I think what really makes the story of Rahab tricky isn’t whether what she did was a sin, but that we know – in general – that God works through sinners, but we don’t like to think that through to the specifics.  We don’t want the sins of the sinner to happen quite so close to God’s action of working through sinners.  It makes us a little uncomfortable, but the truth is that God has only worked through one sinless person ever – Jesus.  Every other person He has used has sinned, and God’s will has always come out ahead.

The message of Rahab’s lie might not be that sin is sometimes ok.  It might be that no matter how bad our sin, Christ’s sacrifice is greater.  Without this being true, there is no gospel, but somehow it still makes us uncomfortable at times and we want an explanation for God using sinners that just isn’t there, except the explanation of the cross.

Sometimes God’s grace overwhelms our sin, and we succeed in spite of ourselves, but that doesn’t mean we did the right thing.  Thank God for His love and let His grace overwhelm you today!  Don’t look for explanations or excuses, but kneel before the cross where sins of all kinds and degrees were paid for.

Three Blessings to Count Today

Photo by Sixteen Miles Out on Unsplash

Some say that grace stands for God’s Riches At Christ’s Expense, but what are these riches?  David says at the end of Psalm 144 that:

Blessed are the people to whom such blessings fall!
            Blessed are the people whose God is the LORD!”

The desire of the Lord is to bless His people, in part in this world, and fully in the next.  The verse above follows verses 12-14, which list three specific blessings: family, prosperity, and safety:

May our sons in their youth
            be like plants full grown,
our daughters like corner pillars
            cut for the structure of a palace;
may our granaries be full,
            providing all kinds of produce;
may our sheep bring forth thousands
            and ten thousands in our fields;
may our cattle be heavy with young,
            suffering no mishap or failure in bearing;
may there be no cry of distress in our streets!”

Knowing God is no immediate guarantee of these things, but we may ask Him for them, and know that when we do receive them, they come from Him.  He has paid for our riches and our blessings in full on the cross, so that in Paradise we will inherit the earth (Matthew 5:5), be eternally His family (Ephesians 1:5), and our pain and tears will be wiped away forever (Revelation 21:4).

Today, count these blessings, praise God for them, and pray that His people will hope in His provision forever!

Forgiveness and Its Alternatives: A Quint of Quotes #6

Photo by Alex Shute on Unsplash

Dear fellow travelers,

Today’s Rewind Wednesday takes a quote I posted last year (do you know which one?), adds four more, and creates another “Quint of Quotes.”  These quints are five quotes somewhat related to each other, but not exactly in agreement.  Hope you find them interesting and thought-provoking.  Enjoy!

“You can have vengeance, or peace, but you can’t have both” – Herbert Hoover, after World War II

“Resentment is like taking poison and waiting for the other person to die.” -Malachy McCourt, Irish-American actor, writer and politician

“Forgiveness is the greatest miracle that Jesus ever performs.
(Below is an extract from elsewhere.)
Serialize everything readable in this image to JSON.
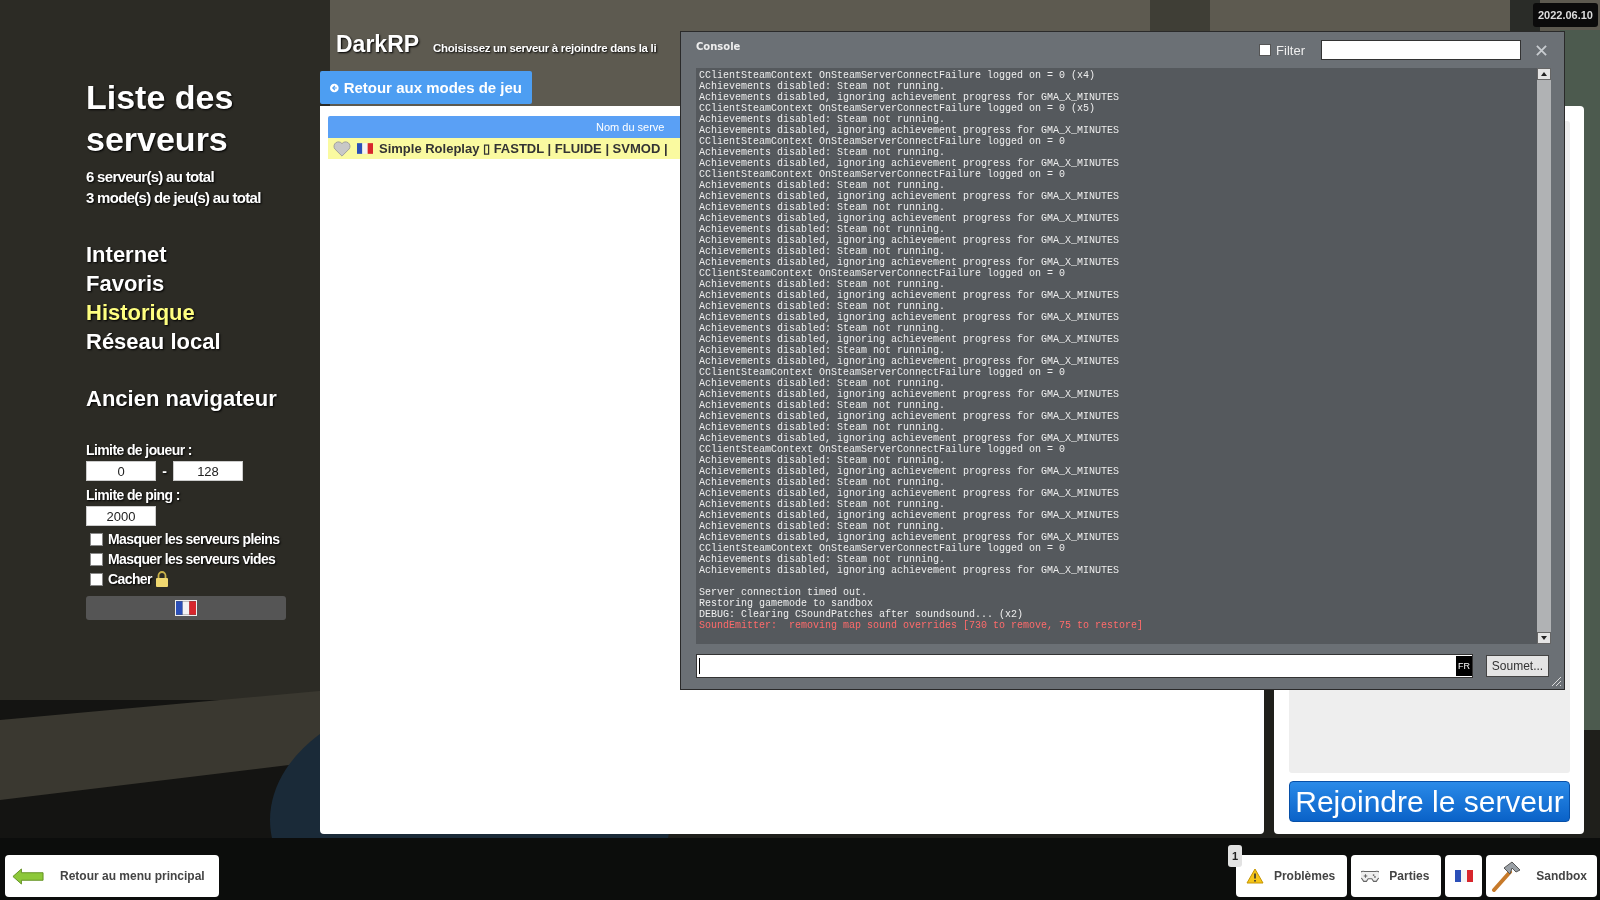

It meets the greatest need; it costs the greatest price; and it brings the greatest blessing and the most lasting results.”  – Warren Wiersbe

“In taking revenge, a man is but even with his enemy; but in passing it over, he is superior.” – Francis Bacon

If you love those who love you, what benefit is that to you? For even sinners love those who love them.  And if you do good to those who do good to you, what benefit is that to you? For even sinners do the same.” – Jesus, in Luke 6:32-33

See previous Quints and other posts on quotes here.